The bill –HB 868, or the “Teacher’s Protection Act” – affords educators legal immunity in the unlikely event that they happen to kill any of their students during school-sanctioned events.
Specifically, the bill – introduced to the Texas State Legislature on January 22 by Rep. Dan Flynn (R-Canton) – says “an educator is justified in using force or deadly force on school property, on a school bus or at a school-sponsored event in defense of the educator’s person or in defense of students of the school that employs the educator if, under the circumstances as the educator reasonably believes them to be, the educator would be justified…in using force or deadly force, as applicable, in defense of the educator or students.”
Indeed, the language does not limit any hypothetical action on the educator’s part to be done in self-defense: the proposed bill actually allows teachers to use deadly force on children if they believe another student or their self is in danger.
As of August 2014, Texas was among eight states in the country where laws allow school employees to carry firearms on campus, according to the National Conference of State Legislatures. And, as the Houston Chronicle pointed out this week, teachers in Texas are already granted immunity if they assault a student, and the “use of force, but not deadly force, against a [student] is justified.”
If approved, Rep. Flynn’s law would enhance the current legislation in order to let teachers get off the hook – not just for striking a student, but actually killing them.
Monty Exter – a lobbyist with the state’s largest educator group, the Association of Texas Professional Educators (ATPE) – told the Chronicle that Flynn’s proposal wouldn’t actually change much since the Lone Star State already lets adults kill one another if done in self-defense.
Even still, Exter said the issue should be brought up locally by school boards, not the state legislature.
“We understand he’s trying to carve out some liability protections.
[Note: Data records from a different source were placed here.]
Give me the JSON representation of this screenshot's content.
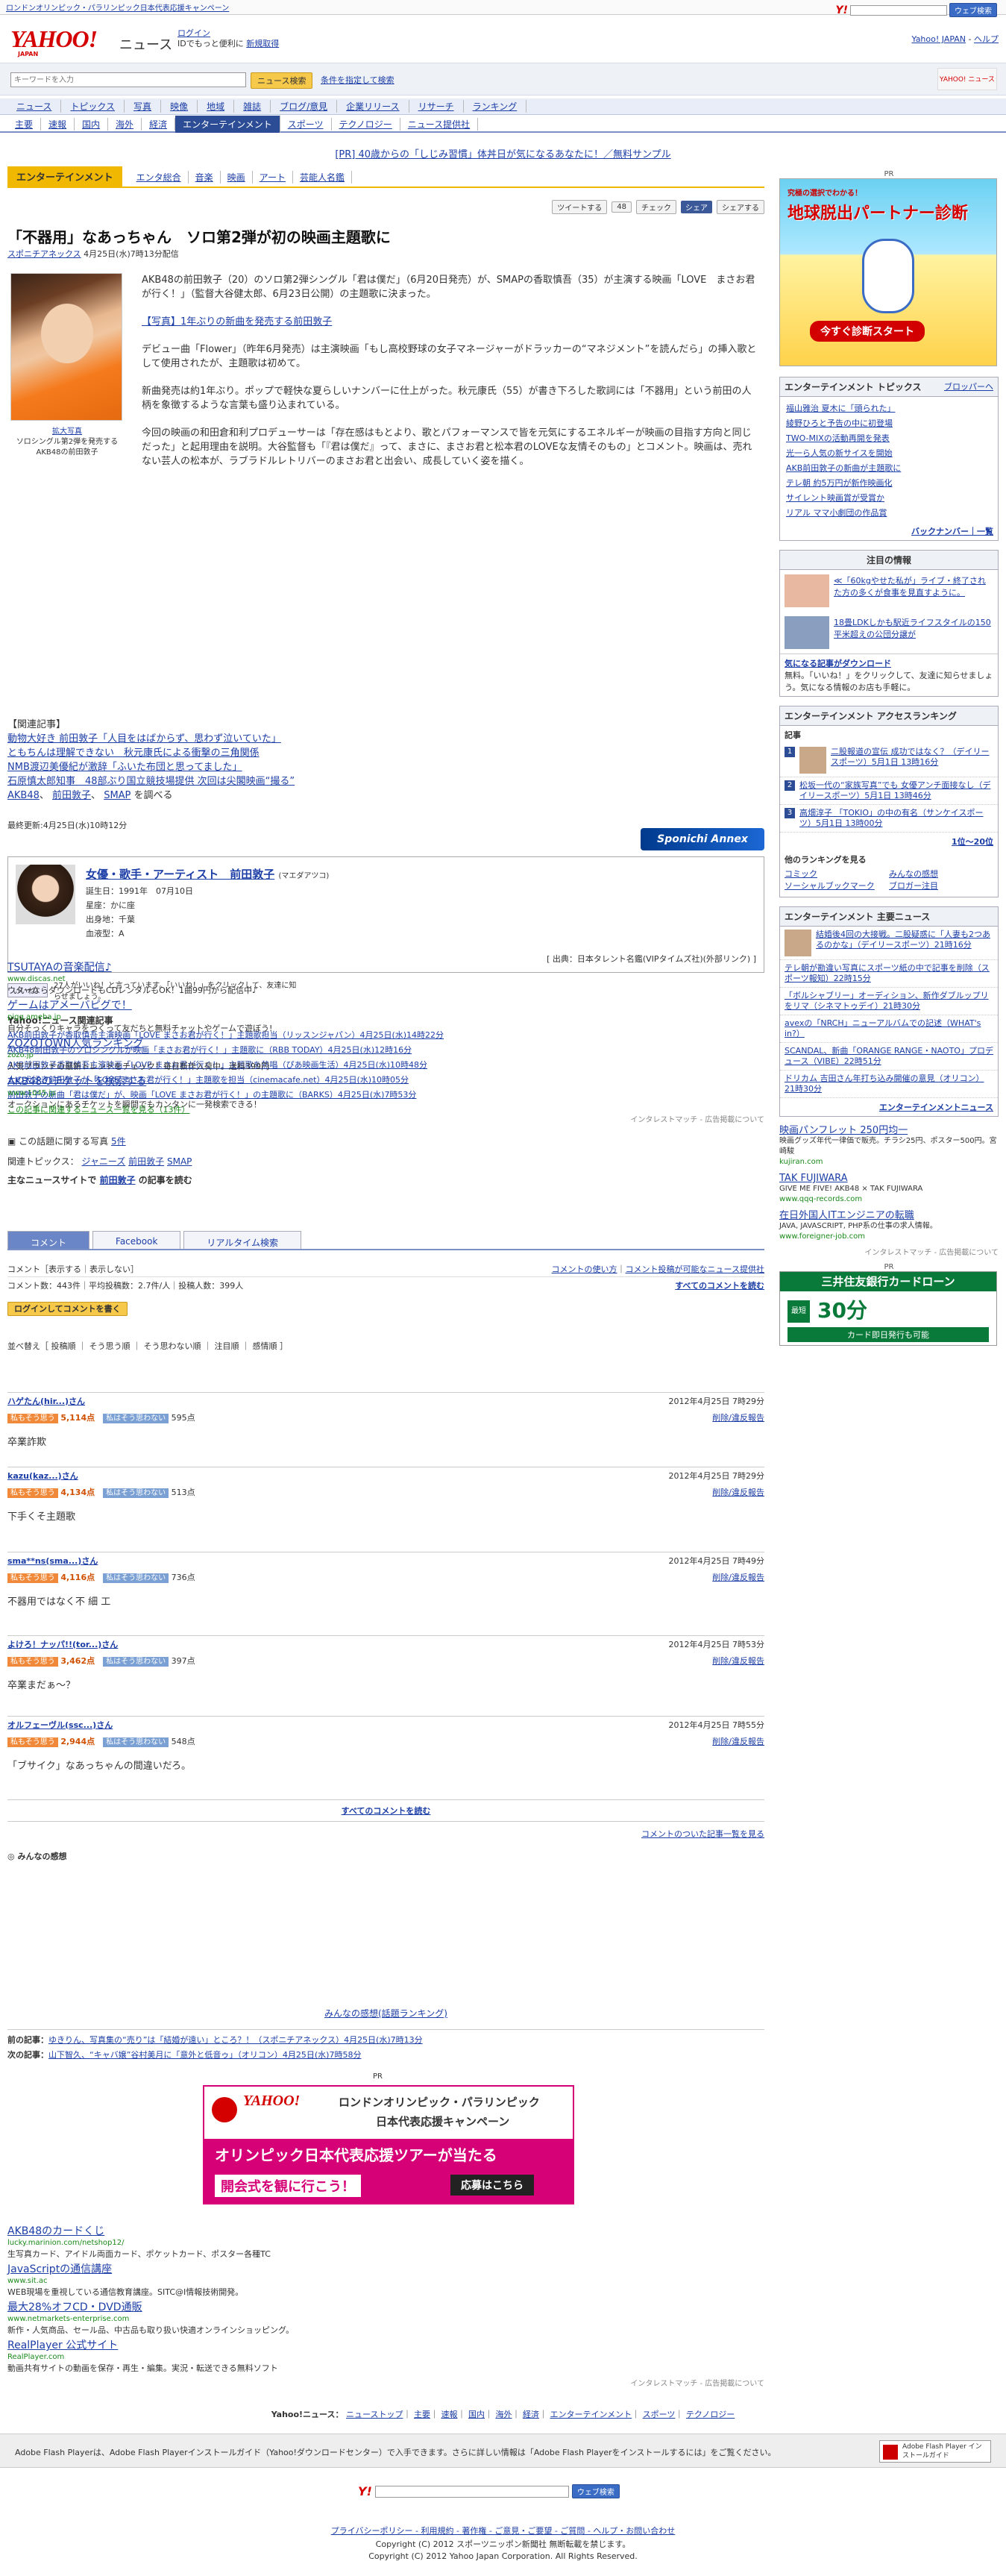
{
  "topbar": {
    "campaign": "ロンドンオリンピック・パラリンピック日本代表応援キャンペーン",
    "search_btn": "ウェブ検索"
  },
  "header": {
    "logo": "YAHOO!",
    "logo_sub": "JAPAN",
    "site": "ニュース",
    "login": "ログイン",
    "login_sub": "IDでもっと便利に",
    "register": "新規取得",
    "home": "Yahoo! JAPAN",
    "help": "ヘルプ"
  },
  "search": {
    "placeholder": "キーワードを入力",
    "button": "ニュース検索",
    "advanced": "条件を指定して検索"
  },
  "nav1": [
    "ニュース",
    "トピックス",
    "写真",
    "映像",
    "地域",
    "雑誌",
    "ブログ/意見",
    "企業リリース",
    "リサーチ",
    "ランキング"
  ],
  "nav2": [
    "主要",
    "速報",
    "国内",
    "海外",
    "経済",
    "エンターテインメント",
    "スポーツ",
    "テクノロジー",
    "ニュース提供社"
  ],
  "pr": "[PR] 40歳からの「しじみ習慣」体丼日が気になるあなたに！／無料サンプル",
  "category": {
    "active": "エンターテインメント",
    "links": [
      "エンタ総合",
      "音楽",
      "映画",
      "アート",
      "芸能人名鑑"
    ]
  },
  "share": {
    "tweet": "ツイートする",
    "tweet_count": "48",
    "check": "チェック",
    "share": "シェア",
    "yahoo": "シェアする"
  },
  "article": {
    "title": "「不器用」なあっちゃん　ソロ第2弾が初の映画主題歌に",
    "source": "スポニチアネックス",
    "date": "4月25日(水)7時13分配信",
    "caption_link": "拡大写真",
    "caption": "ソロシングル第2弾を発売するAKB48の前田敦子",
    "p1": "AKB48の前田敦子（20）のソロ第2弾シングル「君は僕だ」（6月20日発売）が、SMAPの香取慎吾（35）が主演する映画「LOVE　まさお君が行く！」（監督大谷健太郎、6月23日公開）の主題歌に決まった。",
    "p2": "【写真】1年ぶりの新曲を発売する前田敦子",
    "p3": "デビュー曲「Flower」（昨年6月発売）は主演映画「もし高校野球の女子マネージャーがドラッカーの“マネジメント”を読んだら」の挿入歌として使用されたが、主題歌は初めて。",
    "p4": "新曲発売は約1年ぶり。ポップで軽快な夏らしいナンバーに仕上がった。秋元康氏（55）が書き下ろした歌詞には「不器用」という前田の人柄を象徴するような言葉も盛り込まれている。",
    "p5": "今回の映画の和田倉和利プロデューサーは「存在感はもとより、歌とパフォーマンスで皆を元気にするエネルギーが映画の目指す方向と同じだった」と起用理由を説明。大谷監督も「『君は僕だ』って、まさに、まさお君と松本君のLOVEな友情そのもの」とコメント。映画は、売れない芸人の松本が、ラブラドルレトリバーのまさお君と出会い、成長していく姿を描く。",
    "related_head": "【関連記事】",
    "related": [
      "動物大好き 前田敦子「人目をはばからず、思わず泣いていた」",
      "ともちんは理解できない　秋元康氏による衝撃の三角関係",
      "NMB渡辺美優紀が激辞「ふいた布団と思ってました」",
      "石原慎太郎知事　48部ぶり国立競技場提供 次回は尖閣映画“撮る”"
    ],
    "related_tags": [
      "AKB48",
      "前田敦子",
      "SMAP",
      "を調べる"
    ],
    "last_update": "最終更新:4月25日(水)10時12分"
  },
  "profile": {
    "name": "女優・歌手・アーティスト　前田敦子",
    "kana": "(マエダアツコ)",
    "birth": "誕生日：1991年　07月10日",
    "sign": "星座：かに座",
    "place": "出身地：千葉",
    "blood": "血液型：A",
    "source": "[ 出典：日本タレント名鑑(VIPタイムズ社)(外部リンク) ]"
  },
  "like": {
    "btn": "いいね！",
    "text": "27人がいいね！と言っています。「いいね！」をクリックして、友達に知らせましょう。"
  },
  "kanren": {
    "head": "Yahoo!ニュース関連記事",
    "items": [
      "AKB前田敦子が香取慎吾主演映画「LOVE まさお君が行く！」主題歌担当（リッスンジャパン）4月25日(水)14時22分",
      "AKB48前田敦子のソロシングルが映画「まさお君が行く！」主題歌に（RBB TODAY）4月25日(水)12時16分",
      "AKB前田敦子香取慎吾主演映画「LOVE まさお君が行く！」主題歌を熱唱（ぴあ映画生活）4月25日(水)10時48分",
      "大の犬好き前田敦子が「LOVE まさお君が行く！」主題歌を担当（cinemacafe.net）4月25日(水)10時05分",
      "前田敦子の新曲「君は僕だ」が、映画「LOVE まさお君が行く！」の主題歌に（BARKS）4月25日(水)7時53分"
    ],
    "more": "この記事に関連するニュース一覧を見る（13件）"
  },
  "ads": [
    {
      "t": "TSUTAYAの音楽配信♪",
      "u": "www.discas.net",
      "d": "ウタ一ならダウンロードもCDレンタルもOK！1曲99円から配信中♪"
    },
    {
      "t": "ゲームはアメーバピグで！",
      "u": "pigg.ameba.jp",
      "d": "自分そっくりキャラをつくって友だちと無料チャットやゲームで遊ぼう!"
    },
    {
      "t": "ZOZOTOWN人気ランキング",
      "u": "zozo.jp",
      "d": "人気ブランドの最新トレンドをチェック！毎日新作入荷中。送料399円"
    },
    {
      "t": "AKB48のチケットを検索する",
      "u": "www.1045.jp",
      "d": "オークションにあるチケットを瞬間でもカンタンに一発検索できる！"
    }
  ],
  "adinfo": "インタレストマッチ - 広告掲載について",
  "photo5": "この話題に関する写真",
  "photo5n": "5件",
  "topics": {
    "head": "関連トピックス",
    "items": [
      "ジャニーズ",
      "前田敦子",
      "SMAP"
    ]
  },
  "readmore": {
    "prefix": "主なニュースサイトで",
    "name": "前田敦子",
    "suffix": "の記事を読む"
  },
  "tabs": [
    "コメント",
    "Facebook",
    "リアルタイム検索"
  ],
  "comments_bar": {
    "show": "コメント［表示する｜表示しない］",
    "howto": "コメントの使い方",
    "link": "コメント投稿が可能なニュース提供社",
    "count": "コメント数：443件",
    "avg": "平均投稿数：2.7件/人",
    "users": "投稿人数：399人",
    "all": "すべてのコメントを読む",
    "write": "ログインしてコメントを書く",
    "sort": "並べ替え［ 投稿順 ｜ そう思う順 ｜ そう思わない順 ｜ 注目順 ｜ 感情順 ］"
  },
  "comments": [
    {
      "user": "ハゲたん(hir...)さん",
      "date": "2012年4月25日 7時29分",
      "agree": "5,114点",
      "disagree": "595点",
      "text": "卒業詐欺"
    },
    {
      "user": "kazu(kaz...)さん",
      "date": "2012年4月25日 7時29分",
      "agree": "4,134点",
      "disagree": "513点",
      "text": "下手くそ主題歌"
    },
    {
      "user": "sma**ns(sma...)さん",
      "date": "2012年4月25日 7時49分",
      "agree": "4,116点",
      "disagree": "736点",
      "text": "不器用ではなく不 細 工"
    },
    {
      "user": "よけろ！ナッパ!!(tor...)さん",
      "date": "2012年4月25日 7時53分",
      "agree": "3,462点",
      "disagree": "397点",
      "text": "卒業まだぁ～？"
    },
    {
      "user": "オルフェーヴル(ssc...)さん",
      "date": "2012年4月25日 7時55分",
      "agree": "2,944点",
      "disagree": "548点",
      "text": "「ブサイク」なあっちゃんの間違いだろ。"
    }
  ],
  "comment_labels": {
    "agree_label": "私もそう思う",
    "disagree_label": "私はそう思わない",
    "report": "削除/違反報告",
    "all": "すべてのコメントを読む",
    "news_more": "コメントのついた記事一覧を見る"
  },
  "feel": {
    "head": "みんなの感想",
    "ranking": "みんなの感想(話題ランキング)"
  },
  "prevnext": {
    "prev_label": "前の記事：",
    "prev": "ゆきりん、写真集の“売り”は「結婚が遠い」ところ？！（スポニチアネックス）4月25日(水)7時13分",
    "next_label": "次の記事：",
    "next": "山下智久、“キャバ嬢”谷村美月に「意外と低音ゥ」（オリコン）4月25日(水)7時58分"
  },
  "olympic": {
    "t1": "ロンドンオリンピック・パラリンピック",
    "t2": "日本代表応援キャンペーン",
    "t3": "オリンピック日本代表応援ツアーが当たる",
    "t4": "開会式を観に行こう！",
    "t5": "応募はこちら"
  },
  "ads2": [
    {
      "t": "AKB48のカードくじ",
      "u": "lucky.marinion.com/netshop12/",
      "d": "生写真カード、アイドル両面カード、ポケットカード、ポスター各種TC"
    },
    {
      "t": "JavaScriptの通信講座",
      "u": "www.sit.ac",
      "d": "WEB現場を重視している通信教育講座。SITC@I情報技術開発。"
    },
    {
      "t": "最大28%オフCD・DVD通販",
      "u": "www.netmarkets-enterprise.com",
      "d": "新作・人気商品、セール品、中古品も取り扱い快適オンラインショッピング。"
    },
    {
      "t": "RealPlayer 公式サイト",
      "u": "RealPlayer.com",
      "d": "動画共有サイトの動画を保存・再生・編集。実況・転送できる無料ソフト"
    }
  ],
  "footer_nav": {
    "label": "Yahoo!ニュース：",
    "items": [
      "ニューストップ",
      "主要",
      "速報",
      "国内",
      "海外",
      "経済",
      "エンターテインメント",
      "スポーツ",
      "テクノロジー"
    ]
  },
  "flash": {
    "text": "Adobe Flash Playerは、Adobe Flash Playerインストールガイド（Yahoo!ダウンロードセンター）で入手できます。さらに詳しい情報は「Adobe Flash Playerをインストールするには」をご覧ください。",
    "badge": "Adobe Flash Player インストールガイド"
  },
  "bottom_links": "プライバシーポリシー - 利用規約 - 著作権 - ご意見・ご要望 - ご質問 - ヘルプ・お問い合わせ",
  "copy1": "Copyright (C) 2012 スポーツニッポン新聞社 無断転載を禁じます。",
  "copy2": "Copyright (C) 2012 Yahoo Japan Corporation. All Rights Reserved.",
  "right": {
    "pr": "PR",
    "bigad": {
      "t1": "究極の選択でわかる！",
      "t2": "地球脱出パートナー診断",
      "t3": "今すぐ診断スタート"
    },
    "topics_head": "エンターテインメント トピックス",
    "topics_link": "ブロッパーヘ",
    "topics": [
      "福山雅治 夏木に「頭られた」",
      "綾野ひろと予告の中に初登場",
      "TWO-MIXの活動再開を発表",
      "光一ら人気の新サイスを開始",
      "AKB前田敦子の新曲が主題歌に",
      "テレ朝 約5万円が新作映画化",
      "サイレント映画賞が受賞か",
      "リアル ママ小劇団の作品賞"
    ],
    "topics_more": "バックナンバー｜一覧",
    "attention_head": "注目の情報",
    "attention": [
      "≪「60kgやせた私が」ライブ・終了された方の多くが食事を見直すように。",
      "18畳LDKしかも駅近ライフスタイルの150平米超えの公団分譲が"
    ],
    "attention2_head": "気になる記事がダウンロード",
    "attention2": "無料。「いいね！」をクリックして、友達に知らせましょう。気になる情報のお店も手軽に。",
    "ranking_head": "エンターテインメント アクセスランキング",
    "ranking_sub": "記事",
    "ranking": [
      "二股報道の宣伝 成功ではなく？（デイリースポーツ）5月1日 13時16分",
      "松坂一代の“家族写真”でも 女優アンチ面接なし（デイリースポーツ）5月1日 13時46分",
      "高畑淳子 「TOKIO」の中の有名（サンケイスポーツ）5月1日 13時00分"
    ],
    "ranking_more": "1位～20位",
    "other_rank_head": "他のランキングを見る",
    "other_rank": [
      "コミック",
      "みんなの感想",
      "ソーシャルブックマーク",
      "ブロガー注目"
    ],
    "main_head": "エンターテインメント 主要ニュース",
    "main": [
      "結婚後4回の大接戦。二股疑惑に「人妻も2つあるのかな」（デイリースポーツ）21時16分",
      "テレ朝が勘違い写真にスポーツ紙の中で記事を削除（スポーツ報知）22時15分",
      "「ボルシャブリー」オーディション、新作ダブルップリをリマ（シネマトゥデイ）21時30分",
      "avexの「NRCH」ニューアルバムでの記述（WHAT's in?）",
      "SCANDAL、新曲「ORANGE RANGE・NAOTO」プロデュース（VIBE）22時51分",
      "ドリカム 吉田さん年打ち込み開催の意見（オリコン）21時30分"
    ],
    "main_more": "エンターテインメントニュース",
    "ads": [
      {
        "t": "映画パンフレット 250円均一",
        "u": "kujiran.com",
        "d": "映画グッズ年代一律価で販売。チラシ25円、ポスター500円。宮崎駿"
      },
      {
        "t": "TAK FUJIWARA",
        "u": "www.qqq-records.com",
        "d": "GIVE ME FIVE! AKB48 × TAK FUJIWARA"
      },
      {
        "t": "在日外国人ITエンジニアの転職",
        "u": "www.foreigner-job.com",
        "d": "JAVA, JAVASCRIPT, PHP系の仕事の求人情報。"
      }
    ],
    "ads_info": "インタレストマッチ - 広告掲載について",
    "pr2": "PR",
    "card": {
      "t1": "三井住友銀行カードローン",
      "t2": "30分",
      "t3": "最短",
      "t4": "カード即日発行も可能"
    }
  }
}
But, we can’t see that the liability protection in that particular bill is any different than the protection that exists in law for a regular citizen,” the lobbyist said of Flynn’s proposed law.
“Educators in Texas actually do have some legal protections that do allow them to use physical force to protect themselves and protect others, as long as the use of physical force is reasonable,” added Paul Tapp, a managing attorney with ATPE.
The Teacher’s Protection Act isn’t the only one of Flynn’s proposals to make headlines lately: the politician is also looking to make sure no “foreign laws” are honored in the United States legal system by touting another bill, HB 670, authored by the Republican in an apparent attempt to keep certain religions from having any influence in the courts.
“There is no question the Judeo-Christian heritage we covet and aim to protect is under attack,” Flynn wrote last year. “We the American people must wake up and recognize the Spiritual Warfare raging in America. We must strengthen those American principles and traditions that made us so prosperous and free, as it is only a matter of time before the same kind of cultural supplanting is manifested within our shores.”
If approved, Flynn said that proposal “will require our Texas Judicial System to only allow American Law on American Soil in our Texas Courts.”